by Remy Dou
I had the recent pleasure of seeing one of my academic endeavors in print, an article called "Engaging All Students in the Pursuit of STEM Careers." The article earned publication in the School Science Review (SSR)*. The content of the article reduces, so to speak, the work Dr. Kenneth Gibbs and I contributed while collaborating with Nobel Laureate Carl Wieman at the White House's Office of Science and Technology Policy. We took on the mission of synthesizing some of the research on student engagement in STEM into recommendations for agencies and governments. These recommendations serve as guidelines that would help increase the impact of STEM education programs in ways that maximize the number of students that pursue STEM careers.
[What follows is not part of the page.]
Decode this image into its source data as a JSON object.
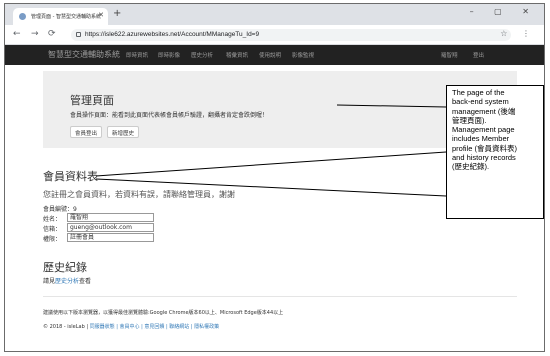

Deciding to pursue a career in science, engineering, or related field requires more than being "good at" that particular subject. Plenty of capable students choose other careers for a variety of reasons, including lack of confidence in their abilities. When it comes to choosing a career, behavioral factors often play a more important role in the decision-making than content knowledge alone. Of these behavioral factors, self-efficacy, or a student's belief about personal ability to accomplish certain tasks, has been shown to have significant influence in the process of choosing a career.
Regardless of students' actual ability, their self-perception matters. Often, highly skilled students or students with high potential lack self-confidence in their skills that motivates them to pursue certain paths. This lack of confidence may result from poor learning experiences, lack of appropriate peer influence, minimal verbal encouragement, and even fear of proving negative stereotypes about cultural groups students associate with. Additionally, other factors such as interest, which is itself affected by learning experiences and self-efficacy, play a major role in the career decision-making process.
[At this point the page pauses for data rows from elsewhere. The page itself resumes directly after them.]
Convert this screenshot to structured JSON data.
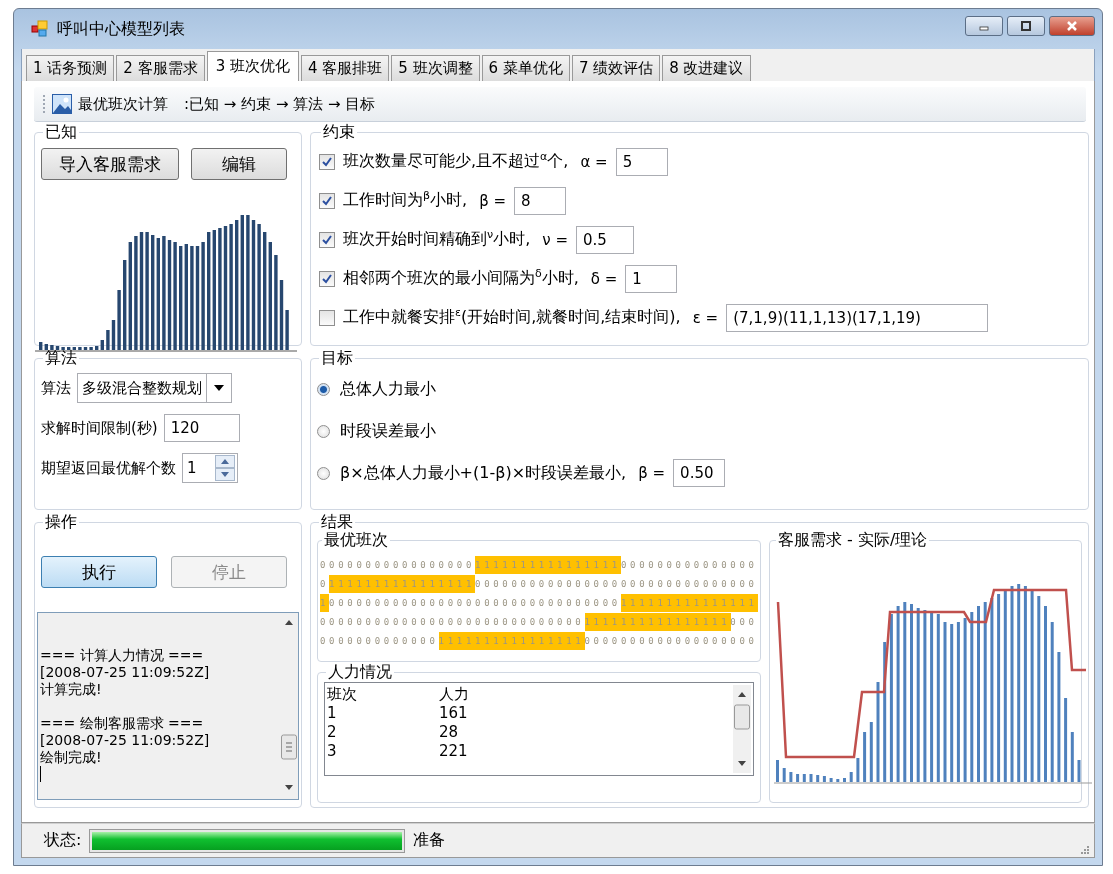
{
  "window": {
    "title": "呼叫中心模型列表"
  },
  "tabs": [
    {
      "label": "1 话务预测",
      "selected": false
    },
    {
      "label": "2 客服需求",
      "selected": false
    },
    {
      "label": "3 班次优化",
      "selected": true
    },
    {
      "label": "4 客服排班",
      "selected": false
    },
    {
      "label": "5 班次调整",
      "selected": false
    },
    {
      "label": "6 菜单优化",
      "selected": false
    },
    {
      "label": "7 绩效评估",
      "selected": false
    },
    {
      "label": "8 改进建议",
      "selected": false
    }
  ],
  "toolbar": {
    "title": "最优班次计算",
    "path": ":已知 → 约束 → 算法 → 目标"
  },
  "known": {
    "title": "已知",
    "buttons": [
      "导入客服需求",
      "编辑"
    ]
  },
  "constraints": {
    "title": "约束",
    "items": [
      {
        "label": "班次数量尽可能少,且不超过$^{α}$个,",
        "symbol": "α =",
        "value": "5",
        "checked": true
      },
      {
        "label": "工作时间为$^{β}$小时,",
        "symbol": "β =",
        "value": "8",
        "checked": true
      },
      {
        "label": "班次开始时间精确到$^{ν}$小时,",
        "symbol": "ν =",
        "value": "0.5",
        "checked": true
      },
      {
        "label": "相邻两个班次的最小间隔为$^{δ}$小时,",
        "symbol": "δ =",
        "value": "1",
        "checked": true
      },
      {
        "label": "工作中就餐安排$^{ε}$(开始时间,就餐时间,结束时间),",
        "symbol": "ε =",
        "value": "(7,1,9)(11,1,13)(17,1,19)",
        "checked": false
      }
    ]
  },
  "algorithm": {
    "title": "算法",
    "method_label": "算法",
    "method": "多级混合整数规划",
    "time_limit_label": "求解时间限制(秒)",
    "time_limit": "120",
    "solutions_label": "期望返回最优解个数",
    "solutions": "1"
  },
  "objective": {
    "title": "目标",
    "options": [
      {
        "label": "总体人力最小",
        "selected": true
      },
      {
        "label": "时段误差最小",
        "selected": false
      },
      {
        "label": "β×总体人力最小+(1-β)×时段误差最小,",
        "symbol": "β =",
        "value": "0.50",
        "selected": false
      }
    ]
  },
  "operation": {
    "title": "操作",
    "buttons": [
      {
        "label": "执行",
        "disabled": false
      },
      {
        "label": "停止",
        "disabled": true
      }
    ],
    "log": [
      {
        "header": "=== 计算人力情况 ===",
        "time": "[2008-07-25 11:09:52Z]",
        "message": "计算完成!"
      },
      {
        "header": "=== 绘制客服需求 ===",
        "time": "[2008-07-25 11:09:52Z]",
        "message": "绘制完成!"
      }
    ]
  },
  "result": {
    "title": "结果",
    "shifts": {
      "title": "最优班次",
      "rows": [
        "000000000000000001111111111111111000000000000000",
        "011111111111111110000000000000000000000000000000",
        "100000000000000000000000000000000111111111111111",
        "000000000000000000000000000001111111111111111000",
        "000000000000011111111111111110000000000000000000"
      ]
    },
    "staffing": {
      "title": "人力情况",
      "columns": [
        "班次",
        "人力"
      ],
      "rows": [
        [
          "1",
          "161"
        ],
        [
          "2",
          "28"
        ],
        [
          "3",
          "221"
        ]
      ]
    },
    "demand": {
      "title": "客服需求 - 实际/理论"
    }
  },
  "status_bar": {
    "label": "状态:",
    "level": 1,
    "text": "准备"
  }
}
Research shows that many of these factors highly correlate with one another, influencing one another (see Figure 1). Programs that seek to motivate students to pursue careers in STEM would benefit from taking these into account.
- Enhance exposure to STEM at the early elementary school levels.
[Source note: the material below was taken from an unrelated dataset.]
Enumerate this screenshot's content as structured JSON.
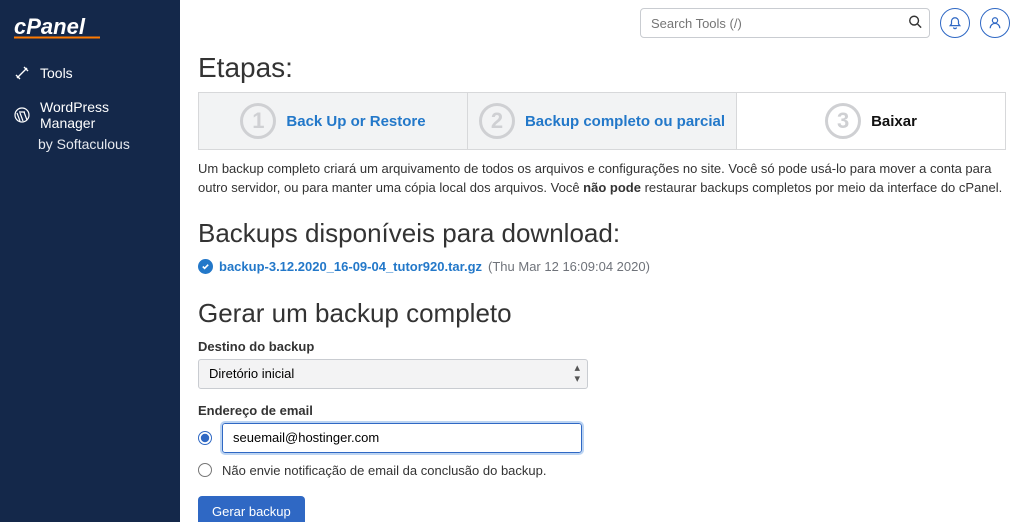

- Engage students with STEM activities that require them to collaboratively solve problems by thinking like scientists.
- Recruit ethnically and culturally diverse STEM speakers and volunteers to interact with students.
- Ensure that the learning environment promotes STEM careers for student of all backgrounds without singling out a particular group.
STEM industries make significant contributions to the American economy, and STEM jobs provide more security and higher wages. Considering the changes occurring in U.S. demographics, leaders at all levels, from teachers to politicians, should consider how to best prepare all students to pursue STEM careers, including those that are underrepresented in certain fields, like women and minorities.
Looking back at my own path, I can definitely pinpoint components of my journey that directed my professional goals in certain directions. While turning everyone into a STEM professional might not be the right pursuit either, our children would benefit from programs designed to increase their interest in and affective capacity to attain those careers. Regardless of the careers students ultimately choose to pursue, the STEM skills and confidence they develop from effectively designed interventions will continually benefit them.
The rest of the article, other recommendations, and references can be accessed through the SSR: http://www.ase.org.uk/journals/school-science-review/2013/12/351/
*The SSR is a journal of the Association for Science Education--the UK's largest subject association